Over the summer you can find me wondering over what to make for my nieces for their birthdays. Fortunately, I have been rather lucky in finding some relevant patterns recently.
Crafting with a chronic illness can be a bit of a roller coaster for some. One day, your hobby is a lifeline, providing you with a focus and keeping your mind in the present, the next it is exacerbating your symptoms.
Three years ago, I was diagnosed with Non-Radiographic Ankylosing Spondylitis (which I will refer to as AS from now on). At the time, it was almost a triumph because it had been a long year of visit various health professionals and being able to put a name to the symptoms provides a grounding in a way. That is, of course, until you have to acknowledge that it is something that is not going to go away and will affect you for the rest of you life.
I thought it might be useful to share what I have found helpful for my circumstance in case it is also useful for someone else. Everyone is different though, so you must keep problem solving until you find your own strategies.
For the last two years, I have been going to evening classes to learn more about the challenging skill of ceramics.
Ceramics does not come easily to me, but perhaps this is why I’m drawn to it. I struggle to roll out coils for hand building with any consistency, my slabs seem to come out lopsided even when I use guides, I glaze unevenly which causes crazing, and I grapple with the wheel on most occasions. But there is something so absorbing in the processes involved in ceramics, and when one item comes out better than expected among the multitude of items which are deemed as “lessons for next time,” it can be fulfilling.
I have veered away from “traditional” ceramics. By this, I mean the classic goal to make either wares for your kitchen or dining, or even sculptures.

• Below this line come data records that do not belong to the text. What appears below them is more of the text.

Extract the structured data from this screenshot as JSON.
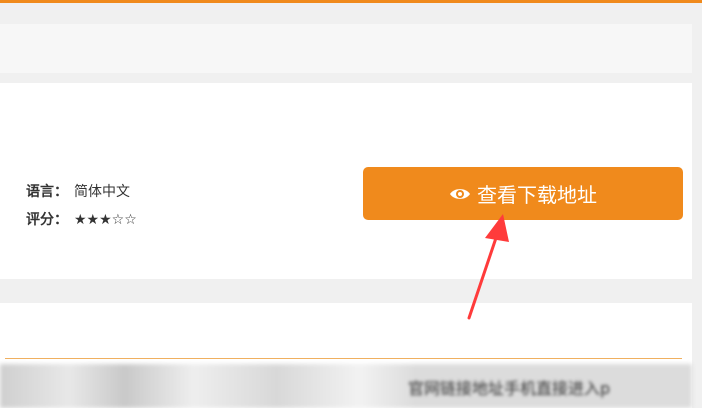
{
  "info": {
    "language_label": "语言：",
    "language_value": "简体中文",
    "rating_label": "评分：",
    "rating_stars": "★★★☆☆",
    "rating_value": 3,
    "rating_max": 5
  },
  "download_button": {
    "label": "查看下载地址",
    "icon": "eye-icon"
  },
  "content": {
    "blurred_text": "官网链接地址手机直接进入p"
  },
  "colors": {
    "accent": "#f08a1c",
    "annotation_arrow": "#ff3b3b"
  }
}
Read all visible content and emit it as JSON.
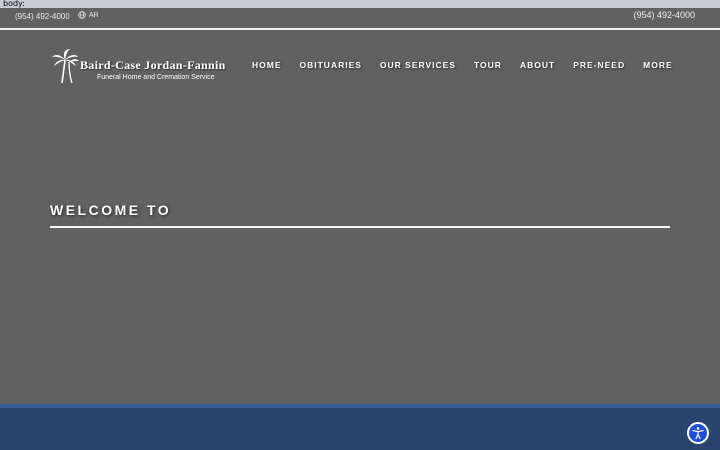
{
  "debug_label": "body:",
  "topbar": {
    "phone_left": "(954) 492-4000",
    "language": "AR",
    "phone_right": "(954) 492-4000"
  },
  "logo": {
    "name": "Baird-Case Jordan-Fannin",
    "subtitle": "Funeral Home and Cremation Service"
  },
  "nav": {
    "items": [
      "HOME",
      "OBITUARIES",
      "OUR SERVICES",
      "TOUR",
      "ABOUT",
      "PRE-NEED",
      "MORE"
    ]
  },
  "hero": {
    "heading": "WELCOME TO"
  },
  "colors": {
    "background": "#616161",
    "footer": "#2a4470",
    "accessibility_button": "#1d4fd8"
  },
  "icons": {
    "logo": "palm-tree-icon",
    "language": "globe-icon",
    "accessibility": "accessibility-icon"
  }
}
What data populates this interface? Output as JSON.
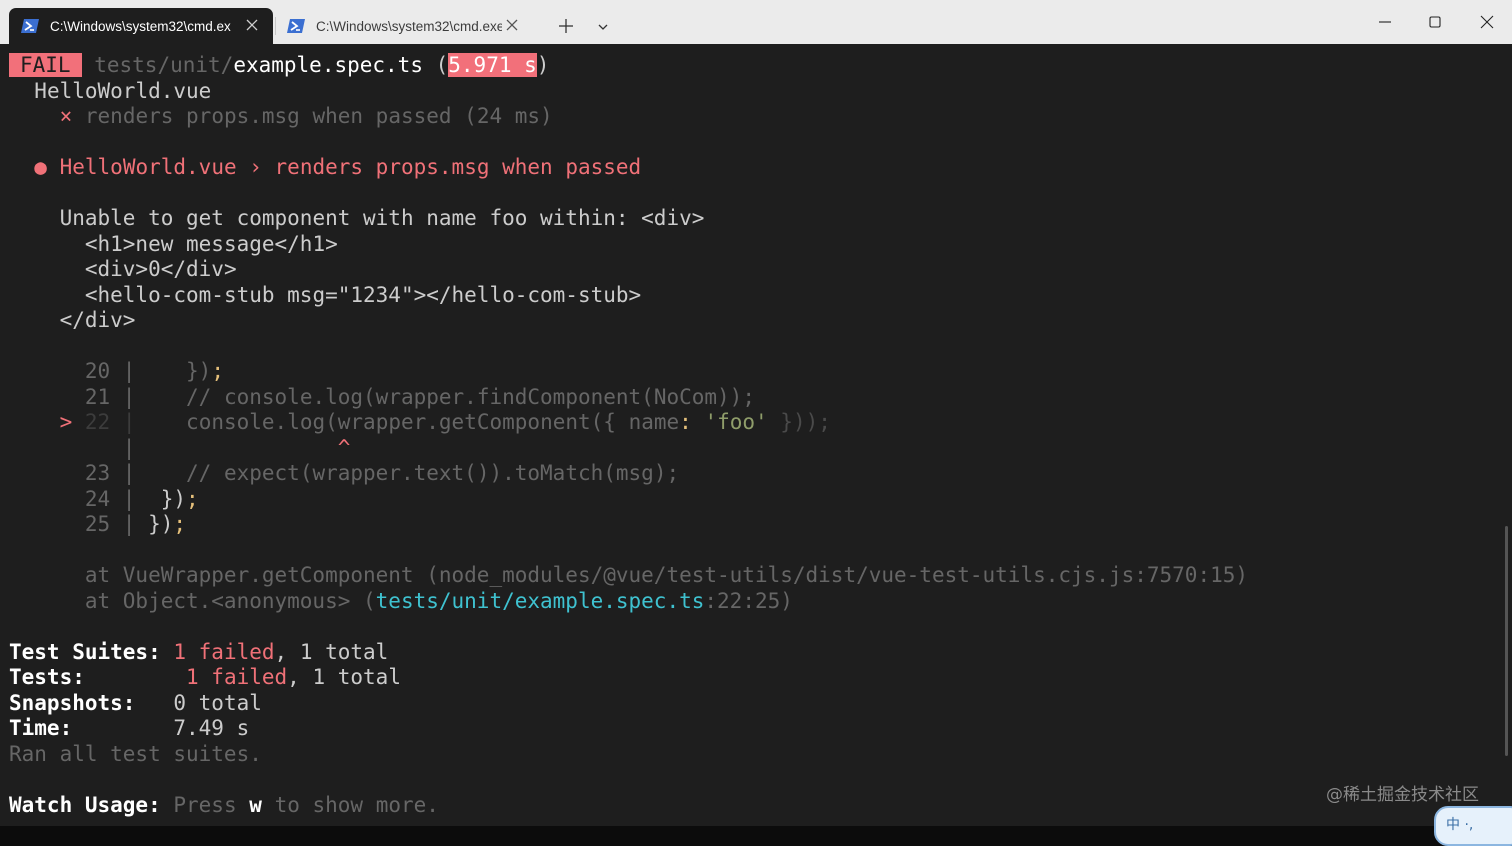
{
  "window": {
    "tabs": [
      {
        "label": "C:\\Windows\\system32\\cmd.ex",
        "icon": "powershell-icon",
        "active": true
      },
      {
        "label": "C:\\Windows\\system32\\cmd.exe",
        "icon": "powershell-icon",
        "active": false
      }
    ],
    "icons": {
      "new_tab": "plus-icon",
      "dropdown": "chevron-down-icon",
      "minimize": "minimize-icon",
      "maximize": "maximize-icon",
      "close": "close-icon"
    },
    "colors": {
      "titlebar": "#ebebeb",
      "terminal_bg": "#1e1e1e",
      "error": "#f2707a",
      "path_link": "#3fc2d0"
    }
  },
  "terminal": {
    "header": {
      "status": "FAIL",
      "path_prefix": "tests/unit/",
      "file": "example.spec.ts",
      "open_paren": " (",
      "duration": "5.971 s",
      "close_paren": ")"
    },
    "suite_name": "HelloWorld.vue",
    "test_result": {
      "mark": "×",
      "text": "renders props.msg when passed (24 ms)"
    },
    "error_title": {
      "bullet": "●",
      "text": "HelloWorld.vue › renders props.msg when passed"
    },
    "error_message": [
      "Unable to get component with name foo within: <div>",
      "  <h1>new message</h1>",
      "  <div>0</div>",
      "  <hello-com-stub msg=\"1234\"></hello-com-stub>",
      "</div>"
    ],
    "code_frame": {
      "l20_num": "20",
      "l20_code": "    })",
      "l20_semi": ";",
      "l21_num": "21",
      "l21_code": "    // console.log(wrapper.findComponent(NoCom));",
      "l22_marker": ">",
      "l22_num": "22",
      "l22_code_a": "    console.log(wrapper.getComponent({ name",
      "l22_colon": ":",
      "l22_string": " 'foo'",
      "l22_code_b": " }));",
      "caret": "^",
      "l23_num": "23",
      "l23_code": "    // expect(wrapper.text()).toMatch(msg);",
      "l24_num": "24",
      "l24_code": "  })",
      "l24_semi": ";",
      "l25_num": "25",
      "l25_code": "})",
      "l25_semi": ";",
      "separator": " |"
    },
    "stack": {
      "frame1": "at VueWrapper.getComponent (node_modules/@vue/test-utils/dist/vue-test-utils.cjs.js:7570:15)",
      "frame2_prefix": "at Object.<anonymous> (",
      "frame2_link": "tests/unit/example.spec.ts",
      "frame2_suffix": ":22:25)"
    },
    "summary": {
      "suites_label": "Test Suites:",
      "suites_failed": "1 failed",
      "suites_total": ", 1 total",
      "tests_label": "Tests:",
      "tests_failed": "1 failed",
      "tests_total": ", 1 total",
      "snapshots_label": "Snapshots:",
      "snapshots_value": "0 total",
      "time_label": "Time:",
      "time_value": "7.49 s",
      "ran_all": "Ran all test suites."
    },
    "watch": {
      "label": "Watch Usage:",
      "press": "Press",
      "key": "w",
      "rest": "to show more."
    }
  },
  "watermark": "@稀土掘金技术社区",
  "ime": "中 ·,"
}
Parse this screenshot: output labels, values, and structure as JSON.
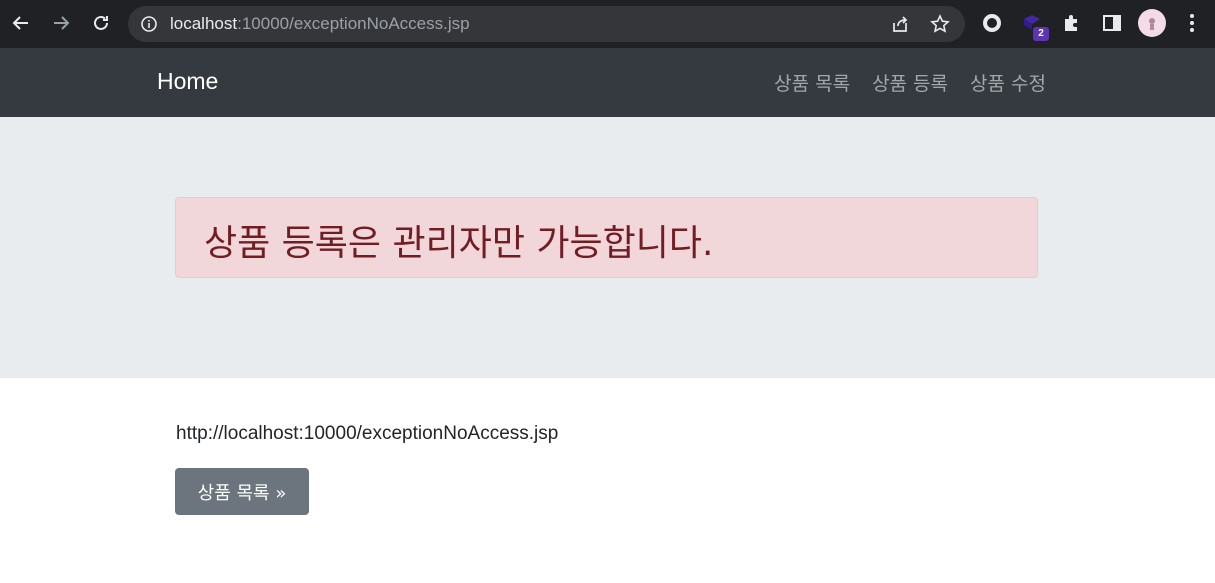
{
  "browser": {
    "url_host": "localhost",
    "url_path": ":10000/exceptionNoAccess.jsp",
    "extension_badge": "2"
  },
  "navbar": {
    "brand": "Home",
    "links": [
      "상품 목록",
      "상품 등록",
      "상품 수정"
    ]
  },
  "alert": {
    "message": "상품 등록은 관리자만 가능합니다."
  },
  "content": {
    "request_url": "http://localhost:10000/exceptionNoAccess.jsp",
    "button_label": "상품 목록 »"
  }
}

I have made the odd item such as an oven dish and a mug, but they both crazed. I’ve managed to make some small bowls on the wheel – some of which have even sides – but they have ended up storing bobbins, pattern weights and sewing machine feet invariably as a lot of them are made from porous earthenware (which is easier to use on the wheel – for me anyway).
It seems I am naturally drawn to making ceramic wares which I can use with my other hobbies. In my first year of learning ceramics, I plucked up the courage to ask my tutor whether I could make a yarn bowl. Once the tutor knew what I meant by this, I was able to set off and make a yarn bowl from coil construction. It took many weeks to complete (which is why yarn bowls for sale are made on the wheel – not hand built) but I was delighted to have a practical item which I could use.
Following the success of the yarn bowl, I set about creating matching accessories. I created a set of needle and crochet hook holders. I even made a pin dish, replicating a family heirloom version.
It wasn’t until more recently that I discovered the joy of making my own buttons. I began using stoneware, but also had the opportunity to make some white stoneware ones too (which looks a bit like porcelain and can be rolled out thinner), which I haven’t been able to part with!
If I think about it, I think part of the reason I haven’t made “traditional” ceramic items is due to that awful tendency to compare your own work to others. Everyone else in the class was making mugs and bowls, and many of them were amazing, which can subconsciously affect your own choices. No one else was making yarn bowls or buttons, so I couldn’t compare! However, everyone has their own style and skill development, and this shouldn’t be a reason to avoid certain makes or opportunities.
Moving into my third year of learning ceramics, I’ve decided I will try to make a few “traditional” pieces – namely mugs. I love the idea of sitting in a rocking chair with my knitting or crocheting, with a hot drink made in my own ceramic mug sitting next to me. This week, my first attempt crazed, but I’m going to keep trying so that I have one hand built mug (and perhaps one day I’ll be able to throw one on the wheel too)!
Saying that though, I may have to make some more buttons! Not only am I fond of them, they are useful surfaces for experimenting on with oxides, glazes and textures.
I haven’t done a lot of crocheting beyond the string bags I make for the Etsy shop. However, this bunny pattern has been a project I’ve been looking forward to making for a long time.
Published in Simply Crochet magazine, this bunny originates from a lovely looking book called Edward’s Menagerie by Kerry Lord.
I made this bunny with Sirdar Country Style yarn, which meant it had a bit of wool content but would still be easy to wash (which I felt the parents of the owner of this bunny would appreciate)! The bunny is advised to be made in alpaca wool, but I opted for a wool blend to comprimise on price/budget and yarn content. I am slightly gutted to have since discovered an alpaca wool blend wool in a shop near my mum’s which would have worked well for this knit and was a reasonable price!
This pattern was fun to make. I would have appreciated more pictures or directions on sewing it up, but the actual pattern in the book may have more guidance on this than the magazine version. Also, I guess it means that your finished toy will be unique according to how you decide to finish it off.